• Task goal
Please print each entry below exactly as it reads.

• Supplied records
§ §
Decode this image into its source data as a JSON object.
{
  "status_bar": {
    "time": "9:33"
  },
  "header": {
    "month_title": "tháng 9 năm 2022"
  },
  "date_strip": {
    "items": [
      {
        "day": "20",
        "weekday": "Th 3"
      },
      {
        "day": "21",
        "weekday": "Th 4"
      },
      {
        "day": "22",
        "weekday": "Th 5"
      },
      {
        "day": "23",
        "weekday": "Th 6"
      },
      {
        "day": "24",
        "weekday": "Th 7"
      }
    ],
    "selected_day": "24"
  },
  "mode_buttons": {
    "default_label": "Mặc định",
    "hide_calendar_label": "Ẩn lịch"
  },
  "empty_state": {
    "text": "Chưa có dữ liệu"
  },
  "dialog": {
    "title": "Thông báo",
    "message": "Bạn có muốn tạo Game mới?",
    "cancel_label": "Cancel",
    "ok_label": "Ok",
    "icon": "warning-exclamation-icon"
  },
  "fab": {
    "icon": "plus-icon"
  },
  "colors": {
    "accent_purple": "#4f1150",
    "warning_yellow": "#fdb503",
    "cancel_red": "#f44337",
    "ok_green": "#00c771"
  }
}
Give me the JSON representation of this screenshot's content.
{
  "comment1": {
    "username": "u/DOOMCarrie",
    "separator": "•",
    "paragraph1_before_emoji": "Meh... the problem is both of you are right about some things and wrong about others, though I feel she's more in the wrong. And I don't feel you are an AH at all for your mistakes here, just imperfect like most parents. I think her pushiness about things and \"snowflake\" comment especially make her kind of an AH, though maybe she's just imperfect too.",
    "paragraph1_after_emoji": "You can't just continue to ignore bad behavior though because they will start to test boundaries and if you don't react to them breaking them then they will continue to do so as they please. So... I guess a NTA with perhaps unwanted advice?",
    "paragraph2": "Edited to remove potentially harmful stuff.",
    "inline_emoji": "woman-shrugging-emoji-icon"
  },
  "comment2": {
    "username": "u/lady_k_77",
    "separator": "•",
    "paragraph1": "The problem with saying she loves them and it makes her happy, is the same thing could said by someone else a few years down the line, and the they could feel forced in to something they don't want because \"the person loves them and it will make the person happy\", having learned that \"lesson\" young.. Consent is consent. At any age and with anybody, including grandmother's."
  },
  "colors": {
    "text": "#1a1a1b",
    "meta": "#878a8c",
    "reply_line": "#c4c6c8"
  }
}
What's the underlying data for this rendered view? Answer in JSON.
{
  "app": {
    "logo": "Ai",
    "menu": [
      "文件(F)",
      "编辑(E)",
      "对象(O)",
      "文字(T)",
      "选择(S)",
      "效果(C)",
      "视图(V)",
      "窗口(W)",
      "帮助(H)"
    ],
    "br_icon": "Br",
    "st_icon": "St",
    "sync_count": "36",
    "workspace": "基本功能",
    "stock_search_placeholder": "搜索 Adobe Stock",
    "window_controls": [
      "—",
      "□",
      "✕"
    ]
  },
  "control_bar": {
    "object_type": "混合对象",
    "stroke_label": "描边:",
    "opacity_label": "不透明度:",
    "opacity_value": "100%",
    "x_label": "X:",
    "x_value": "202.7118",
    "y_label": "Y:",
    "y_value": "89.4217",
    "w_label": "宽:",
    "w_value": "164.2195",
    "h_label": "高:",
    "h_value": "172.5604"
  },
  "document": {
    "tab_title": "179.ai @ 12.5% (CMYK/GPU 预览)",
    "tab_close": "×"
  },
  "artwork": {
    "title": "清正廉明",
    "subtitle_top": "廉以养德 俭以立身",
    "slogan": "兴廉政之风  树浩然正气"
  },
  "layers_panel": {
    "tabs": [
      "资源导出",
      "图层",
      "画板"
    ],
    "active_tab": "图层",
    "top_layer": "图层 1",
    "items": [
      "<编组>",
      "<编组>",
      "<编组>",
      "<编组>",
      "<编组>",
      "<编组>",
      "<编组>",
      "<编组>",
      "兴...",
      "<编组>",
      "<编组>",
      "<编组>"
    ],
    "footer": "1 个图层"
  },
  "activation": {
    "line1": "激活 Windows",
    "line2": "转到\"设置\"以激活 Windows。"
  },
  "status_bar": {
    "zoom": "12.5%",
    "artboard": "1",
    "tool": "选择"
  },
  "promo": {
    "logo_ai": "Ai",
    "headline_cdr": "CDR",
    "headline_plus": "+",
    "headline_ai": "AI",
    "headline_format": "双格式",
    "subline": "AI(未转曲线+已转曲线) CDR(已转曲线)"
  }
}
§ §
• Result of this task
Decode this image into its source data as a JSON object.
{
  "status_bar": {
    "time": "9:33"
  },
  "header": {
    "month_title": "tháng 9 năm 2022"
  },
  "date_strip": {
    "items": [
      {
        "day": "20",
        "weekday": "Th 3"
      },
      {
        "day": "21",
        "weekday": "Th 4"
      },
      {
        "day": "22",
        "weekday": "Th 5"
      },
      {
        "day": "23",
        "weekday": "Th 6"
      },
      {
        "day": "24",
        "weekday": "Th 7"
      }
    ],
    "selected_day": "24"
  },
  "mode_buttons": {
    "default_label": "Mặc định",
    "hide_calendar_label": "Ẩn lịch"
  },
  "empty_state": {
    "text": "Chưa có dữ liệu"
  },
  "dialog": {
    "title": "Thông báo",
    "message": "Bạn có muốn tạo Game mới?",
    "cancel_label": "Cancel",
    "ok_label": "Ok",
    "icon": "warning-exclamation-icon"
  },
  "fab": {
    "icon": "plus-icon"
  },
  "colors": {
    "accent_purple": "#4f1150",
    "warning_yellow": "#fdb503",
    "cancel_red": "#f44337",
    "ok_green": "#00c771"
  }
}
Give me the JSON representation of this screenshot's content.
{
  "comment1": {
    "username": "u/DOOMCarrie",
    "separator": "•",
    "paragraph1_before_emoji": "Meh... the problem is both of you are right about some things and wrong about others, though I feel she's more in the wrong. And I don't feel you are an AH at all for your mistakes here, just imperfect like most parents. I think her pushiness about things and \"snowflake\" comment especially make her kind of an AH, though maybe she's just imperfect too.",
    "paragraph1_after_emoji": "You can't just continue to ignore bad behavior though because they will start to test boundaries and if you don't react to them breaking them then they will continue to do so as they please. So... I guess a NTA with perhaps unwanted advice?",
    "paragraph2": "Edited to remove potentially harmful stuff.",
    "inline_emoji": "woman-shrugging-emoji-icon"
  },
  "comment2": {
    "username": "u/lady_k_77",
    "separator": "•",
    "paragraph1": "The problem with saying she loves them and it makes her happy, is the same thing could said by someone else a few years down the line, and the they could feel forced in to something they don't want because \"the person loves them and it will make the person happy\", having learned that \"lesson\" young.. Consent is consent. At any age and with anybody, including grandmother's."
  },
  "colors": {
    "text": "#1a1a1b",
    "meta": "#878a8c",
    "reply_line": "#c4c6c8"
  }
}
What's the underlying data for this rendered view? Answer in JSON.
{
  "app": {
    "logo": "Ai",
    "menu": [
      "文件(F)",
      "编辑(E)",
      "对象(O)",
      "文字(T)",
      "选择(S)",
      "效果(C)",
      "视图(V)",
      "窗口(W)",
      "帮助(H)"
    ],
    "br_icon": "Br",
    "st_icon": "St",
    "sync_count": "36",
    "workspace": "基本功能",
    "stock_search_placeholder": "搜索 Adobe Stock",
    "window_controls": [
      "—",
      "□",
      "✕"
    ]
  },
  "control_bar": {
    "object_type": "混合对象",
    "stroke_label": "描边:",
    "opacity_label": "不透明度:",
    "opacity_value": "100%",
    "x_label": "X:",
    "x_value": "202.7118",
    "y_label": "Y:",
    "y_value": "89.4217",
    "w_label": "宽:",
    "w_value": "164.2195",
    "h_label": "高:",
    "h_value": "172.5604"
  },
  "document": {
    "tab_title": "179.ai @ 12.5% (CMYK/GPU 预览)",
    "tab_close": "×"
  },
  "artwork": {
    "title": "清正廉明",
    "subtitle_top": "廉以养德 俭以立身",
    "slogan": "兴廉政之风  树浩然正气"
  },
  "layers_panel": {
    "tabs": [
      "资源导出",
      "图层",
      "画板"
    ],
    "active_tab": "图层",
    "top_layer": "图层 1",
    "items": [
      "<编组>",
      "<编组>",
      "<编组>",
      "<编组>",
      "<编组>",
      "<编组>",
      "<编组>",
      "<编组>",
      "兴...",
      "<编组>",
      "<编组>",
      "<编组>"
    ],
    "footer": "1 个图层"
  },
  "activation": {
    "line1": "激活 Windows",
    "line2": "转到\"设置\"以激活 Windows。"
  },
  "status_bar": {
    "zoom": "12.5%",
    "artboard": "1",
    "tool": "选择"
  },
  "promo": {
    "logo_ai": "Ai",
    "headline_cdr": "CDR",
    "headline_plus": "+",
    "headline_ai": "AI",
    "headline_format": "双格式",
    "subline": "AI(未转曲线+已转曲线) CDR(已转曲线)"
  }
}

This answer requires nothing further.